● Goal of the exercise: Every entry is to be set down a second time, precisely as written.
════════════════
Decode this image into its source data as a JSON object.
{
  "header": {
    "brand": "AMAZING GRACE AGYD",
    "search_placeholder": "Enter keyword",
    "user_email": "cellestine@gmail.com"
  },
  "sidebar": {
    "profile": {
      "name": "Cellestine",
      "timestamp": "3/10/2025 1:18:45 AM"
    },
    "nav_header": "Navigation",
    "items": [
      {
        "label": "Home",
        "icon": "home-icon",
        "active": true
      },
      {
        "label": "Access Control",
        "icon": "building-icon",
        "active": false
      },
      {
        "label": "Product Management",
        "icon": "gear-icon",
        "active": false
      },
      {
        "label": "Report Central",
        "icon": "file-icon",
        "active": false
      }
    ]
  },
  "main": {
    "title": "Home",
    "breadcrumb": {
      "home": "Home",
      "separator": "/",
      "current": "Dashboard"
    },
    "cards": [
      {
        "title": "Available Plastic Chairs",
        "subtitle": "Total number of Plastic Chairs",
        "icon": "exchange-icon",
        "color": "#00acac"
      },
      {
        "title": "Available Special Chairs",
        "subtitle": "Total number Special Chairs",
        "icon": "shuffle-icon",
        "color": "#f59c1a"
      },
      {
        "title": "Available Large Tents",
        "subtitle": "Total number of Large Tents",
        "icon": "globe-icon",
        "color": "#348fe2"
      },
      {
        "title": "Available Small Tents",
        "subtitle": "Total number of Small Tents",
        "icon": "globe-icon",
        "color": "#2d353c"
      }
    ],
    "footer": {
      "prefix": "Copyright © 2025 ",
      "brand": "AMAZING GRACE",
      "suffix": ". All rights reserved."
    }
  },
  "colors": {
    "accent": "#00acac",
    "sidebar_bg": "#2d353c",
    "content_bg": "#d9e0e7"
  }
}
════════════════
● Written answer:
Decode this image into its source data as a JSON object.
{
  "header": {
    "brand": "AMAZING GRACE AGYD",
    "search_placeholder": "Enter keyword",
    "user_email": "cellestine@gmail.com"
  },
  "sidebar": {
    "profile": {
      "name": "Cellestine",
      "timestamp": "3/10/2025 1:18:45 AM"
    },
    "nav_header": "Navigation",
    "items": [
      {
        "label": "Home",
        "icon": "home-icon",
        "active": true
      },
      {
        "label": "Access Control",
        "icon": "building-icon",
        "active": false
      },
      {
        "label": "Product Management",
        "icon": "gear-icon",
        "active": false
      },
      {
        "label": "Report Central",
        "icon": "file-icon",
        "active": false
      }
    ]
  },
  "main": {
    "title": "Home",
    "breadcrumb": {
      "home": "Home",
      "separator": "/",
      "current": "Dashboard"
    },
    "cards": [
      {
        "title": "Available Plastic Chairs",
        "subtitle": "Total number of Plastic Chairs",
        "icon": "exchange-icon",
        "color": "#00acac"
      },
      {
        "title": "Available Special Chairs",
        "subtitle": "Total number Special Chairs",
        "icon": "shuffle-icon",
        "color": "#f59c1a"
      },
      {
        "title": "Available Large Tents",
        "subtitle": "Total number of Large Tents",
        "icon": "globe-icon",
        "color": "#348fe2"
      },
      {
        "title": "Available Small Tents",
        "subtitle": "Total number of Small Tents",
        "icon": "globe-icon",
        "color": "#2d353c"
      }
    ],
    "footer": {
      "prefix": "Copyright © 2025 ",
      "brand": "AMAZING GRACE",
      "suffix": ". All rights reserved."
    }
  },
  "colors": {
    "accent": "#00acac",
    "sidebar_bg": "#2d353c",
    "content_bg": "#d9e0e7"
  }
}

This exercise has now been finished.